6 ways to build your credit
Should you avoid using credit at all costs? Quite the contrary, says Judith Lashley, financial aid advisor at Concordia’s Financial Aid and Awards office.
“We all need to establish a solid credit rating. This allows us to apply for a loan, for example, or seek a mortgage to purchase property in the future,” she says.
The Financial Aid and Awards Office will be hosting Financial Literacy Week (#FLM2016) from October 31 to November 4, 2016.
Register by email to attend the following workshops:
The Financial Aid and Awards team is ready to help you learn how to manage your money for school and life.
Don’t have time for an appointment? Drop by our office (GM-230, SGW) to get some quick tips on budgeting from our staff and tell us your tips for the best free activity in Montreal to participate in a prize draw for a $100 bookstore voucher.
Here are some key things to know about credit.
Avoid credit overkill
Don’t apply for every new card invitation you get — major chain stores, in particular, tend to have exceedingly high interest rates. Also, every time you start the process, an inquiry is triggered on your credit report.
Credit agencies don't like it when too many people are looking into your background. It raises red flags and questions: why are you tapping into so much credit in such a short period of time?

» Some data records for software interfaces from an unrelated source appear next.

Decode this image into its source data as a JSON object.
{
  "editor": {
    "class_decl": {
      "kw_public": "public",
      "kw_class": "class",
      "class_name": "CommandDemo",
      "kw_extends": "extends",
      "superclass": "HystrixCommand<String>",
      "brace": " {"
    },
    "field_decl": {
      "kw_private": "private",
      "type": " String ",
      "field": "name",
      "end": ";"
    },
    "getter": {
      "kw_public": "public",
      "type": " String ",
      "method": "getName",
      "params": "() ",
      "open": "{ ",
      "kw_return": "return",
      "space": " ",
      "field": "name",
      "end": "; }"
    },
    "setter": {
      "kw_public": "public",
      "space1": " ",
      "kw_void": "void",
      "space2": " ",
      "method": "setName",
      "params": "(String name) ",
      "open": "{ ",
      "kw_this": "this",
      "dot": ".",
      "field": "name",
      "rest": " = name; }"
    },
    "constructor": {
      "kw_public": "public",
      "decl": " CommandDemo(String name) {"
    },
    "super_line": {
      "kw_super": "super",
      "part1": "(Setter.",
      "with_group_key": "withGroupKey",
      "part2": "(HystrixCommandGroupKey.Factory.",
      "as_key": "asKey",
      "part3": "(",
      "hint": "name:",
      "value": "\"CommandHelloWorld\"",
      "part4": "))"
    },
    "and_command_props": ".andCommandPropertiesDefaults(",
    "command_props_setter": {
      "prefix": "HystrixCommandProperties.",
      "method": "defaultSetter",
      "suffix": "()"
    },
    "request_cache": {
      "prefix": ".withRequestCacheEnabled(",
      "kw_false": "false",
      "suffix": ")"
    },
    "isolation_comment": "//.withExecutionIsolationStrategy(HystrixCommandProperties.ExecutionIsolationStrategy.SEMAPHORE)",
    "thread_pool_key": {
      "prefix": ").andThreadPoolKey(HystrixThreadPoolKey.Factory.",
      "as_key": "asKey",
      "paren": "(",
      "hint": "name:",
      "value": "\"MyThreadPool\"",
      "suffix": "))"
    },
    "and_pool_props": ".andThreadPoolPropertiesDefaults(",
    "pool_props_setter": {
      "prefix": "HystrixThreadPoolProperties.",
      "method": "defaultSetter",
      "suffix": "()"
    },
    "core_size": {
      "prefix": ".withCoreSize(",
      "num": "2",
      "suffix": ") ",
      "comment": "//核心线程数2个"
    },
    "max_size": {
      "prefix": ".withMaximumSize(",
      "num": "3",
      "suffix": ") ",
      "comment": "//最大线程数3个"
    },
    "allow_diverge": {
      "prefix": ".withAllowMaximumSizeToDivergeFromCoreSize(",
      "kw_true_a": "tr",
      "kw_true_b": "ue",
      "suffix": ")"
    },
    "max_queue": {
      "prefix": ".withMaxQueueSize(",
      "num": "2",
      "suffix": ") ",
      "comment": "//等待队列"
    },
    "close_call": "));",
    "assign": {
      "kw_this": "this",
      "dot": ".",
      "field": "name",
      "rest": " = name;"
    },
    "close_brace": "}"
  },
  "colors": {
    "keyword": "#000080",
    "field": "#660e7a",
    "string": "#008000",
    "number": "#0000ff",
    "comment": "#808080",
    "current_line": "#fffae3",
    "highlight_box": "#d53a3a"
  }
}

And usually the incentive offered for getting the new card just isn’t worth it. Less is definitely more.
Late payments hurt
Forgot to pay that cell-phone bill last month? Not only will you incur late fees and penalties, your bank will report your delinquency to the credit agencies, bringing down your overall score.
In fact, many people have poor credit scores simply because they do not pay their bills when they’re supposed to. Ask your bank to set up an automatic bill payment program: by making sure you pay on time, every time, you’ll improve your credit rating. This can also save you money by preventing late fees.
Don’t push the limit
The closer you are to your limit, the higher your debt utilization ratio will be. This is a very important factor when it comes to determining your credit score: if you are maxing out your cards every month, it reflects badly on your score — even if you are paying off the balance regularly and on time.
Stop postponing the pay-off
Credit agencies like to see that you're paying off your debt in a reasonable amount of time. If you have a credit card that's been carrying a huge balance for years, then you could have problems, especially if you are making only the minimum payments.
Paying the minimum every month is good for your credit rating, but in the long term, carrying balances shows you may have a problem paying off a loan.
No credit means no credibility
It may sound odd, but if you've never used any credit instruments then you won’t have a credit history. That can be a problem when you eventually try to buy a big-ticket item like a house or a car because companies want to see that you have good credit. If you've never paid a credit-card bill in your life, then how can they see that you can handle a loan?
Get one card and pay it off in full every month. That helps you build a credit rating.
Don’t go cold turkey
If you already have credit, closing your card after paying it off may feel great, but it can hurt your rating.
Reducing the amount of credit available to you, and your usage of it, can impact your average credit history — which, in turn, will lower your score. So keep your cards open. Just use them sparingly.
Concordia’s Financial Literacy Week is part of a national campaign sponsored by the Financial Consumer Agency of Canada (FCAC). Find out more about Concordia's Financial Aid and Awards Office.